▸ **Work required**: Every entry in the data is to be written out exactly; no picture belongs in the copy.

▸ **Dataset records**:
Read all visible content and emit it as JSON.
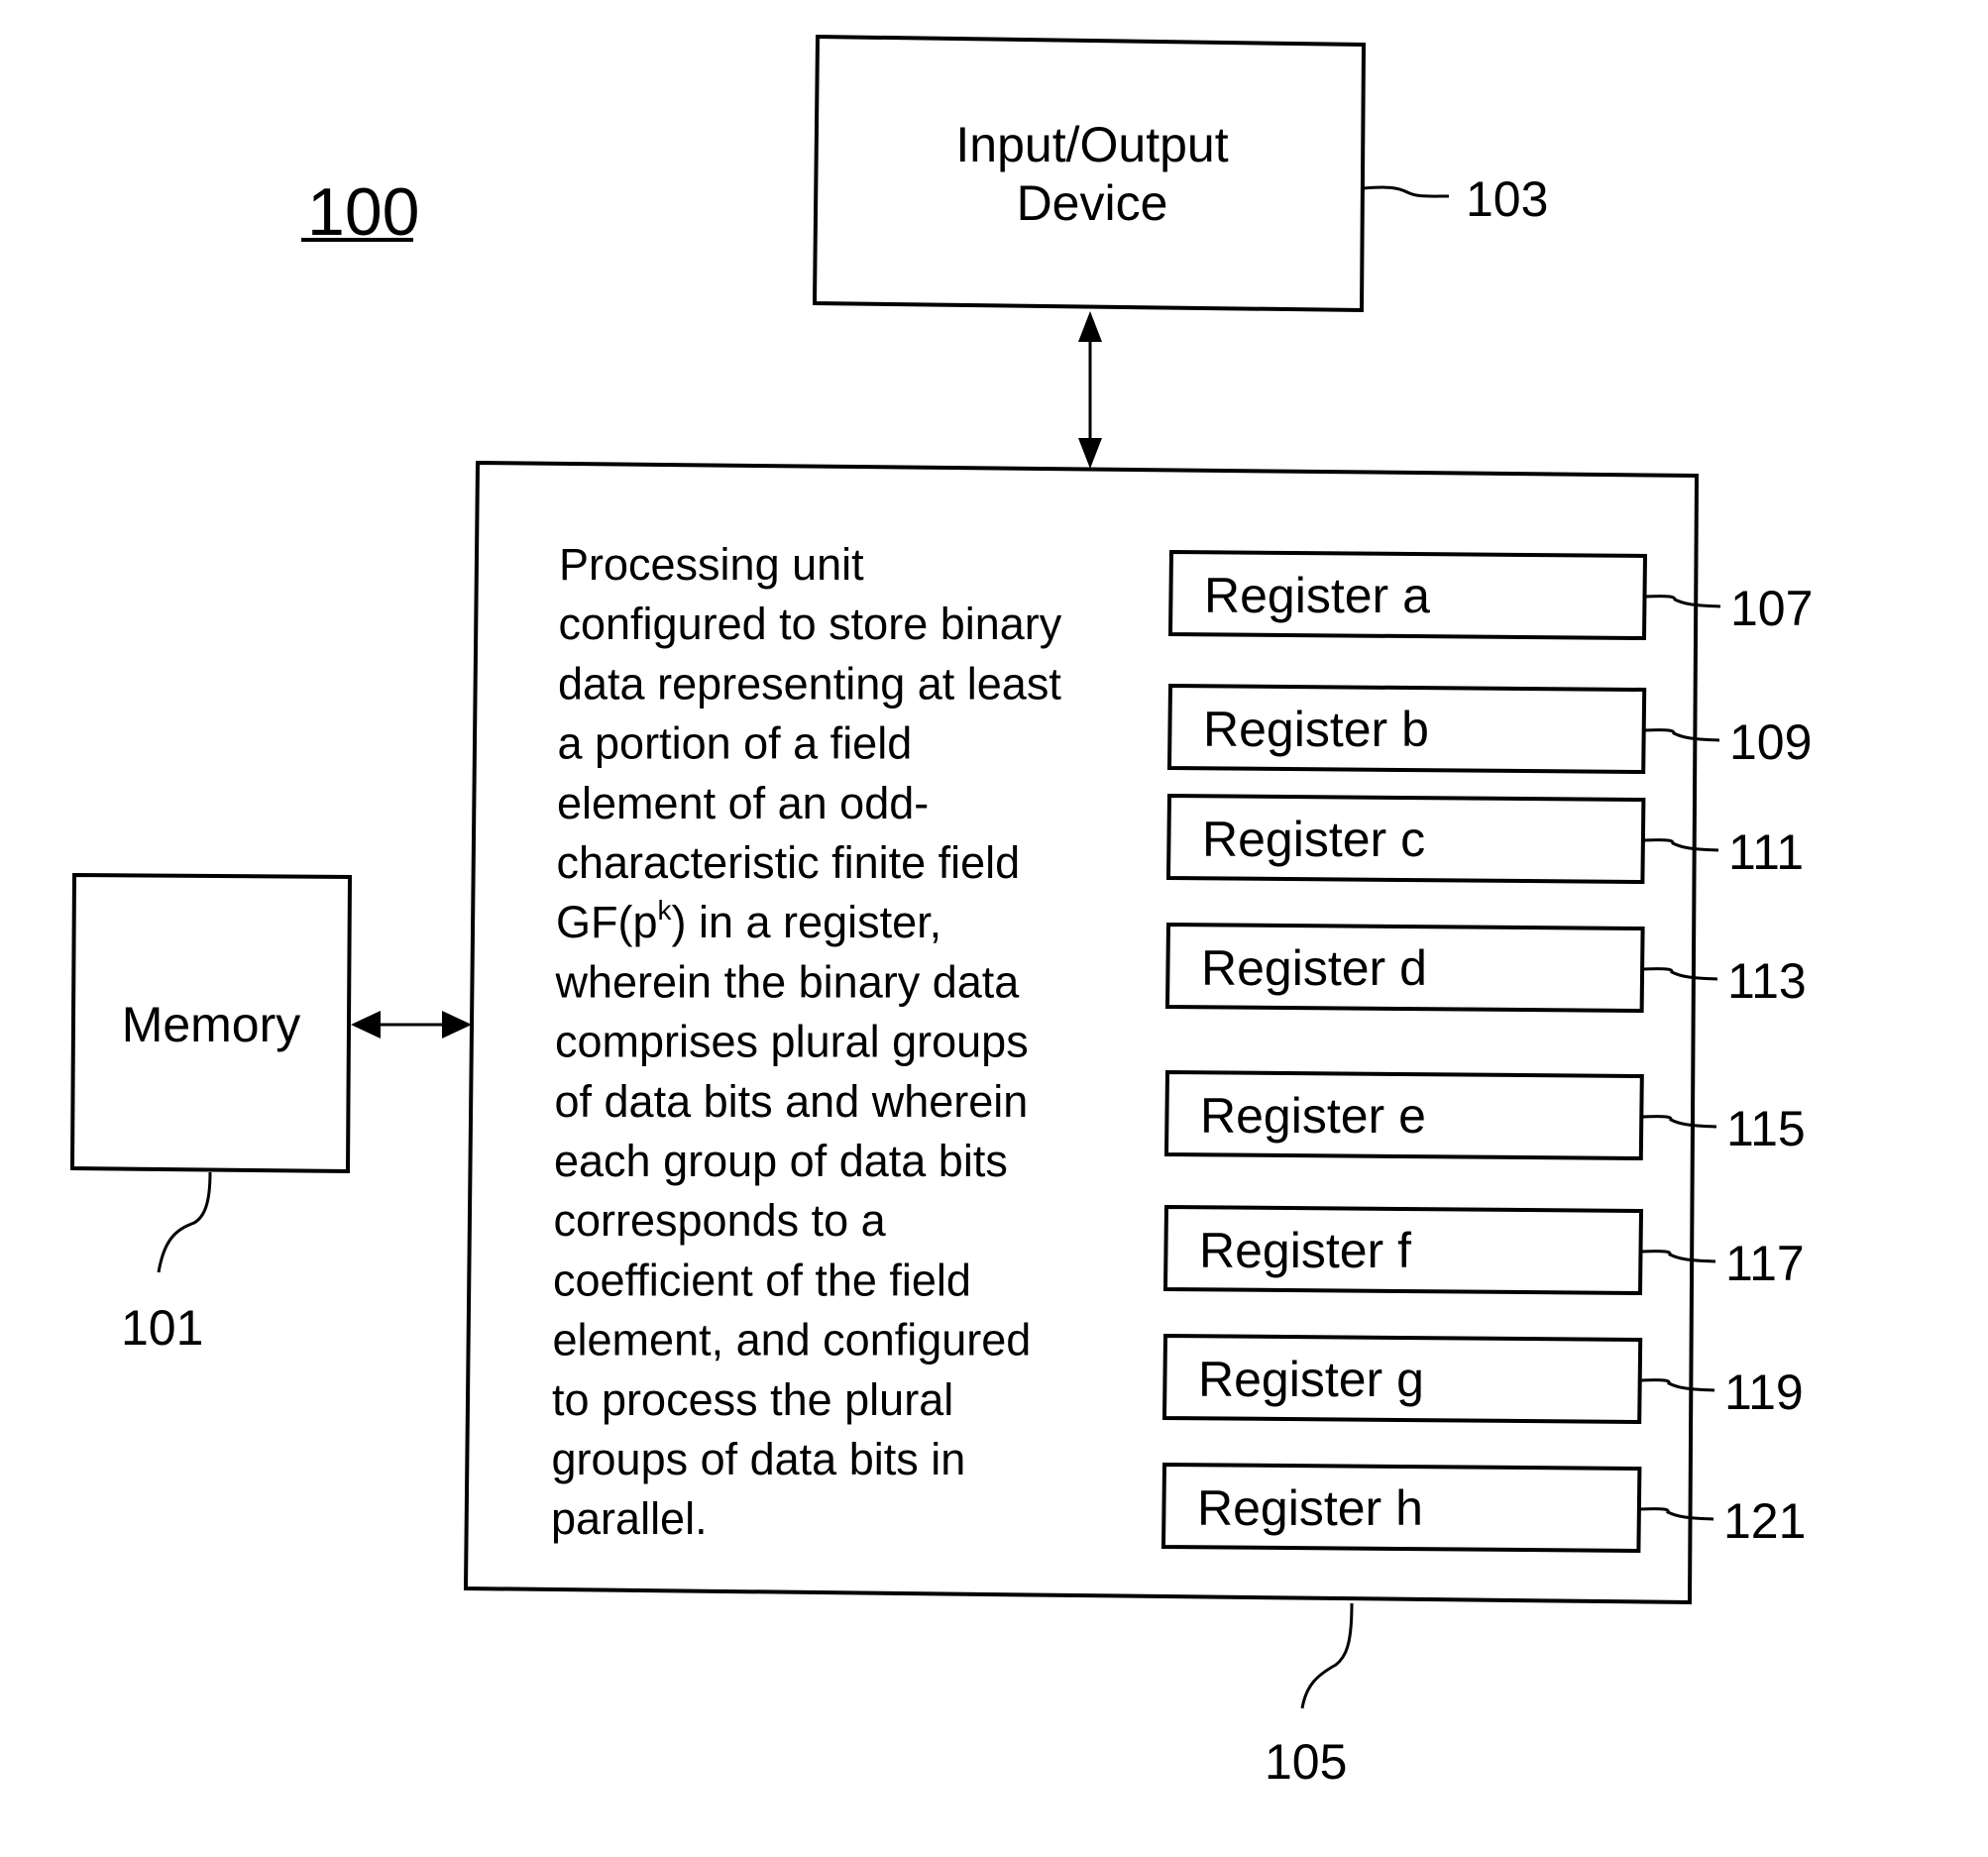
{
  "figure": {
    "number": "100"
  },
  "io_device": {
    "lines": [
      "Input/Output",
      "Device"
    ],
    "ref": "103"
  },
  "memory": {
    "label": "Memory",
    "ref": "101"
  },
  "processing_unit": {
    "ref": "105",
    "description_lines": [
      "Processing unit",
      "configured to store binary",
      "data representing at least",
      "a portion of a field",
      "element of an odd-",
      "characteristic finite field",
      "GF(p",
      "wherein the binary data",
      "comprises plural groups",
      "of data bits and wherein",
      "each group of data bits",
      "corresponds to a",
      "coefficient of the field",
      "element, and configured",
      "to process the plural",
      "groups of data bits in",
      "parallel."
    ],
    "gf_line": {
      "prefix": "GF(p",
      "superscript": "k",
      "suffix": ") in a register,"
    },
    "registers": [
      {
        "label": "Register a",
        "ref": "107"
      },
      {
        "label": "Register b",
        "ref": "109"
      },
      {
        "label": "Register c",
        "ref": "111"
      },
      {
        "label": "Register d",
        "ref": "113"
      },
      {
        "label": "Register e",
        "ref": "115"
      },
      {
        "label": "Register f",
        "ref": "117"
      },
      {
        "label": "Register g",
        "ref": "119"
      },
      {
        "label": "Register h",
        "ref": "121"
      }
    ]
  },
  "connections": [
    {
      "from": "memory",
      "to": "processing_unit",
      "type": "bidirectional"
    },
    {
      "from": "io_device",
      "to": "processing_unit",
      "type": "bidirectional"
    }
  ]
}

▸ **Answer for the task**:
Read all visible content and emit it as JSON.
{
  "figure": {
    "number": "100"
  },
  "io_device": {
    "lines": [
      "Input/Output",
      "Device"
    ],
    "ref": "103"
  },
  "memory": {
    "label": "Memory",
    "ref": "101"
  },
  "processing_unit": {
    "ref": "105",
    "description_lines": [
      "Processing unit",
      "configured to store binary",
      "data representing at least",
      "a portion of a field",
      "element of an odd-",
      "characteristic finite field",
      "GF(p",
      "wherein the binary data",
      "comprises plural groups",
      "of data bits and wherein",
      "each group of data bits",
      "corresponds to a",
      "coefficient of the field",
      "element, and configured",
      "to process the plural",
      "groups of data bits in",
      "parallel."
    ],
    "gf_line": {
      "prefix": "GF(p",
      "superscript": "k",
      "suffix": ") in a register,"
    },
    "registers": [
      {
        "label": "Register a",
        "ref": "107"
      },
      {
        "label": "Register b",
        "ref": "109"
      },
      {
        "label": "Register c",
        "ref": "111"
      },
      {
        "label": "Register d",
        "ref": "113"
      },
      {
        "label": "Register e",
        "ref": "115"
      },
      {
        "label": "Register f",
        "ref": "117"
      },
      {
        "label": "Register g",
        "ref": "119"
      },
      {
        "label": "Register h",
        "ref": "121"
      }
    ]
  },
  "connections": [
    {
      "from": "memory",
      "to": "processing_unit",
      "type": "bidirectional"
    },
    {
      "from": "io_device",
      "to": "processing_unit",
      "type": "bidirectional"
    }
  ]
}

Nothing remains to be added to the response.